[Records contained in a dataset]
——————

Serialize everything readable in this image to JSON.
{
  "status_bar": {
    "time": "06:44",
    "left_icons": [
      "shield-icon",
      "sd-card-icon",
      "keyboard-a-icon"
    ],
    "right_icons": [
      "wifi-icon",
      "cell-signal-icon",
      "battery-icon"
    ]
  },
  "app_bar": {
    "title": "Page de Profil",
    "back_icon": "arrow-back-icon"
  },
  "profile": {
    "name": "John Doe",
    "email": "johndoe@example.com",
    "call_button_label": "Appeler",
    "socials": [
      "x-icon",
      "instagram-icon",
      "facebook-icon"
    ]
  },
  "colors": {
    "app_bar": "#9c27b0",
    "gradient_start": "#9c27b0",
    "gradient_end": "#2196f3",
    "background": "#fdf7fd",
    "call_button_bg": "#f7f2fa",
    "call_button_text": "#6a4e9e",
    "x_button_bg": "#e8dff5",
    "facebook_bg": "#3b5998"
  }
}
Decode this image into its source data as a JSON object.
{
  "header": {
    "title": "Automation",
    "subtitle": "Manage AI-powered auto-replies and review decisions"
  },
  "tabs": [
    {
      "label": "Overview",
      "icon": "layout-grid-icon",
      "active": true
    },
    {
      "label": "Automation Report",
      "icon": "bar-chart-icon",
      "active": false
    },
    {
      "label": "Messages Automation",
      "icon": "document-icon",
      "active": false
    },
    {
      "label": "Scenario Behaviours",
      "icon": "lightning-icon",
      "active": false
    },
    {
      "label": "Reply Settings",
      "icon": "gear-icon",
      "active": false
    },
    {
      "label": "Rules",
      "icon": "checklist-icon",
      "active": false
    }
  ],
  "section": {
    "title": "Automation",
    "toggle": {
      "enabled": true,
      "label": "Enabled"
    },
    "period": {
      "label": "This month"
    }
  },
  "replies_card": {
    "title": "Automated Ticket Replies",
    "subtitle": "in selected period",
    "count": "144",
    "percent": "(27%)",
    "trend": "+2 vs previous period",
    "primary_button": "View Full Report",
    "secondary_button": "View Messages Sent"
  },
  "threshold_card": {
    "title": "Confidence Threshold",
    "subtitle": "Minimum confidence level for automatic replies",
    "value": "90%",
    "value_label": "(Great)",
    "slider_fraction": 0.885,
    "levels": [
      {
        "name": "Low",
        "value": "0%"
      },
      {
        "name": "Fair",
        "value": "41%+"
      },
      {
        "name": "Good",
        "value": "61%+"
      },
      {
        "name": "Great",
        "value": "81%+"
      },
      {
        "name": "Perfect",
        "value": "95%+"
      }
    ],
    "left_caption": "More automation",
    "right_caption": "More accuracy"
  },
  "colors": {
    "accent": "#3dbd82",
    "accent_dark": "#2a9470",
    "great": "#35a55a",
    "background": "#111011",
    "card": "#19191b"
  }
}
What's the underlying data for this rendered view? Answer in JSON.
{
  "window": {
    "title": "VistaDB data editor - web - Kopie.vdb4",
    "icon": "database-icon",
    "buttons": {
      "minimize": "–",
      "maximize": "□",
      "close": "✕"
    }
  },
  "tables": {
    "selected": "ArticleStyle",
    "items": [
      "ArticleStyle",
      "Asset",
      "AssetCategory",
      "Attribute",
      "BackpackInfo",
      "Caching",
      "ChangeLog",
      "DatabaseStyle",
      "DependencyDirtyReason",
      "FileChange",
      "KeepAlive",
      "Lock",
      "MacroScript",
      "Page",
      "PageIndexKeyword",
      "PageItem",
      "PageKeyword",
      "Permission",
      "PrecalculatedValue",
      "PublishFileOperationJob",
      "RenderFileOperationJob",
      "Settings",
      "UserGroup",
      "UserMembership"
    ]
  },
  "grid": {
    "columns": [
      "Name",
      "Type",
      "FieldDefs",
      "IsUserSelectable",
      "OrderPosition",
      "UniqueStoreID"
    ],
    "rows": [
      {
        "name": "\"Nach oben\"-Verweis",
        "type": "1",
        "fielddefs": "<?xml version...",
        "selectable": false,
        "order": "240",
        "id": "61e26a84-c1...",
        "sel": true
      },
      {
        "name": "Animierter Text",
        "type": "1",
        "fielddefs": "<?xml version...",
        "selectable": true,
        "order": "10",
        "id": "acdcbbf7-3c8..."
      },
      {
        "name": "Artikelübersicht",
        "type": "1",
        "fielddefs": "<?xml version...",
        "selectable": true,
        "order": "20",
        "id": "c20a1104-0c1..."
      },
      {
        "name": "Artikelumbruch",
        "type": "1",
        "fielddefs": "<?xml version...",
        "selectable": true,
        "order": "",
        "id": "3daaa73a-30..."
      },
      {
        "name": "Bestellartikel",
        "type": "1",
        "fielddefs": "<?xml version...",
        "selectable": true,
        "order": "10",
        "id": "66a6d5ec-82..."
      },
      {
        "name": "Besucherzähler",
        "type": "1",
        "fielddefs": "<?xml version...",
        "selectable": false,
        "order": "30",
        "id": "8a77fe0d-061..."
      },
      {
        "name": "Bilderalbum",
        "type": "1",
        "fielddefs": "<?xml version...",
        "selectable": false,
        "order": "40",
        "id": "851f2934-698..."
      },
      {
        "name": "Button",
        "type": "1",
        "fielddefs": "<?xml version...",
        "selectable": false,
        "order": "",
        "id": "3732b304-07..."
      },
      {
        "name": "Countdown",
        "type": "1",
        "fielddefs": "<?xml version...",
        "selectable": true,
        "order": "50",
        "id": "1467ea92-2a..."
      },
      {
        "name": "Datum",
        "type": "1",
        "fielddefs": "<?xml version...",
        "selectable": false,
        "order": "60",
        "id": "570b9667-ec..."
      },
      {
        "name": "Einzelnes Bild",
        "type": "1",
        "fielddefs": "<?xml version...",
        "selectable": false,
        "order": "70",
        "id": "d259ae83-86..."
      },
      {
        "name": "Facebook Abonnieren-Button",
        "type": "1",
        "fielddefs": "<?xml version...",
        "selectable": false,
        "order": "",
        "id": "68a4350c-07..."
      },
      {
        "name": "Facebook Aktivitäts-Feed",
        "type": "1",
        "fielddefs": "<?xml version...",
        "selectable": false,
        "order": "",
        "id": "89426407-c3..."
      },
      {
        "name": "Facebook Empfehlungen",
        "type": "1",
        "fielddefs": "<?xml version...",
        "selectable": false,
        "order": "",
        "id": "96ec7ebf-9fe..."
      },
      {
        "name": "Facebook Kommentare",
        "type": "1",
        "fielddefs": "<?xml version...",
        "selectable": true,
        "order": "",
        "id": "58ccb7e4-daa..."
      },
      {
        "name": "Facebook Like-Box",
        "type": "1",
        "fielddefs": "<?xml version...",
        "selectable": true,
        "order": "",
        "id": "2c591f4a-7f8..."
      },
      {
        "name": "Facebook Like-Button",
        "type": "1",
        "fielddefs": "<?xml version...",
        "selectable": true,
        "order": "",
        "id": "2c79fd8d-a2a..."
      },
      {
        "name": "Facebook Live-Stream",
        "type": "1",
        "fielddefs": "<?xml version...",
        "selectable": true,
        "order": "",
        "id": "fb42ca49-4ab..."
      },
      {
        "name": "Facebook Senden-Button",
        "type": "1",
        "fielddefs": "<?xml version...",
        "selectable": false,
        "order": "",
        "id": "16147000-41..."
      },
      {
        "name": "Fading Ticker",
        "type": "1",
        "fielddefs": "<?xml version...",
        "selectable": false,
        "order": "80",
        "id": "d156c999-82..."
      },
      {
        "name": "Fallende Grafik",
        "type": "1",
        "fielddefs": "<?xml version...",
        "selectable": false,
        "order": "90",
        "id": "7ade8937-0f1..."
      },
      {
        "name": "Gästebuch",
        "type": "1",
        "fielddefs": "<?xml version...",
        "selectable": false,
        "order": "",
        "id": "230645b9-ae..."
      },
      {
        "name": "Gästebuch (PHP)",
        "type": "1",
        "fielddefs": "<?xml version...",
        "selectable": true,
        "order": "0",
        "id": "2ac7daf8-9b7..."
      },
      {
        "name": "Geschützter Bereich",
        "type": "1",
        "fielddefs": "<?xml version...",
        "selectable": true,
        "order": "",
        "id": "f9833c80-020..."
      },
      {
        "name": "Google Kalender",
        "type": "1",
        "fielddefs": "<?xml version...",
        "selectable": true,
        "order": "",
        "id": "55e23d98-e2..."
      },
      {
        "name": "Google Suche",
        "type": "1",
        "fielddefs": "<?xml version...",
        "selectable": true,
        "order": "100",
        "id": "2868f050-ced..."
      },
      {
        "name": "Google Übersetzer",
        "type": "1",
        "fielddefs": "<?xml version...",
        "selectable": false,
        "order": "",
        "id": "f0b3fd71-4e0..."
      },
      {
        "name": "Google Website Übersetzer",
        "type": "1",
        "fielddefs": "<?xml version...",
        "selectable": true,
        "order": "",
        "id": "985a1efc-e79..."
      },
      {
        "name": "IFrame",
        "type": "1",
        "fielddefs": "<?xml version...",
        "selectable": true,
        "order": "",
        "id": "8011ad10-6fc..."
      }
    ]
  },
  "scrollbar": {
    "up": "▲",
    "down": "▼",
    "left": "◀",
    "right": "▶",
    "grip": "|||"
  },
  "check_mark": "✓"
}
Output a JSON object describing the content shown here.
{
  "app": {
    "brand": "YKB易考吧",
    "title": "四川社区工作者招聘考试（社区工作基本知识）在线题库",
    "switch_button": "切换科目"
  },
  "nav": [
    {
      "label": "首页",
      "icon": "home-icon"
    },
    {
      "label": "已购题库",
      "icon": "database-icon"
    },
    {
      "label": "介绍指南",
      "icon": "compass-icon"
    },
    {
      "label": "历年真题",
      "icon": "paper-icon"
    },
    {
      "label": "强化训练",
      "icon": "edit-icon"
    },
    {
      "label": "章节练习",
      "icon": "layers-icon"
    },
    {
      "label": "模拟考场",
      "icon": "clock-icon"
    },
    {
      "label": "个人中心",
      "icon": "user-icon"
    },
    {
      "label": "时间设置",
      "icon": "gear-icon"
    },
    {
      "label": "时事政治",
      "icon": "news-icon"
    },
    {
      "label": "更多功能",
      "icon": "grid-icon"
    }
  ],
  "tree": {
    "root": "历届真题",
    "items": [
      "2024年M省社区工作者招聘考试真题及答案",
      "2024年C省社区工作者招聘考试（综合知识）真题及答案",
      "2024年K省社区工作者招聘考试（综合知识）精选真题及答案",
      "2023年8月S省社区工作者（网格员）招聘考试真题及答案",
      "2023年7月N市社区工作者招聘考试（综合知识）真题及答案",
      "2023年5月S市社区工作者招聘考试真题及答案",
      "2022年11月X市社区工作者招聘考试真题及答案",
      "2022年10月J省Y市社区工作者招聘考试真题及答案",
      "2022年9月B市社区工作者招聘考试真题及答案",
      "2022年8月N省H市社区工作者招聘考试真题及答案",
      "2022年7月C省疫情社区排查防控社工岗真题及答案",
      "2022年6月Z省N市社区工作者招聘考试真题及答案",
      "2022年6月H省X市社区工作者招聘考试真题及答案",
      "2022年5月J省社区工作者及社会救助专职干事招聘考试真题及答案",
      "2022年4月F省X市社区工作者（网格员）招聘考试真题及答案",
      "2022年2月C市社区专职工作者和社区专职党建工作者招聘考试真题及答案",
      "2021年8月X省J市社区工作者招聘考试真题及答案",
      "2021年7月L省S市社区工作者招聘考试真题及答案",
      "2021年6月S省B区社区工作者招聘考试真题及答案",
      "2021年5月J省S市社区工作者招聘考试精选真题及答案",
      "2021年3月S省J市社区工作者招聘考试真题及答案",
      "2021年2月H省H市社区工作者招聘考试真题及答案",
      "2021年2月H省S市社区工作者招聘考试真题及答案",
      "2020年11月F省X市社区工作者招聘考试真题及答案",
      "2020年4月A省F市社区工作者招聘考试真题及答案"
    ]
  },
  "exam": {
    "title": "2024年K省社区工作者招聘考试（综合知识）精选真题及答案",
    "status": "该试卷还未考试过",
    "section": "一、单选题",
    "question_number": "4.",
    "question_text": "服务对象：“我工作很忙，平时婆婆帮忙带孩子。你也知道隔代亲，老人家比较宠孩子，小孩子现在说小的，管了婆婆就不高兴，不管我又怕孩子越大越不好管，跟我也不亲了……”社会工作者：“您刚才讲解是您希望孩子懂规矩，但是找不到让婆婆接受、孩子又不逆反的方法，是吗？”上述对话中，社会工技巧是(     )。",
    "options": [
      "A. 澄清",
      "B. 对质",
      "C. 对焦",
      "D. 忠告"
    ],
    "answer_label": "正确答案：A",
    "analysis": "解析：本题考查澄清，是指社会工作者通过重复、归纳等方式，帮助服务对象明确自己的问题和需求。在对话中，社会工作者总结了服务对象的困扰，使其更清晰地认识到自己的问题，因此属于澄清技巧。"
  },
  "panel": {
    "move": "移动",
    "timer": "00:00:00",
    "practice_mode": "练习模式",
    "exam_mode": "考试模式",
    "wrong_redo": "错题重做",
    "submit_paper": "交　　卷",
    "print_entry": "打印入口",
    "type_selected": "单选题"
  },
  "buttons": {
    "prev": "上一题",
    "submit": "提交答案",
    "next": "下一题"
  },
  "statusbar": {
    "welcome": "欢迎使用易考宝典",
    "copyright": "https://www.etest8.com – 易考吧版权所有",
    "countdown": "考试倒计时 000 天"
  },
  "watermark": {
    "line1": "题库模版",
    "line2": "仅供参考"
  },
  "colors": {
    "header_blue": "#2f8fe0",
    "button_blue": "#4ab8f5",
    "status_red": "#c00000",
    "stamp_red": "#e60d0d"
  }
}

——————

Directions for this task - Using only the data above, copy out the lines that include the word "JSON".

Exercise solution -
Serialize everything readable in this image to JSON.
Decode this image into its source data as a JSON object.
What's the underlying data for this rendered view? Answer in JSON.
Output a JSON object describing the content shown here.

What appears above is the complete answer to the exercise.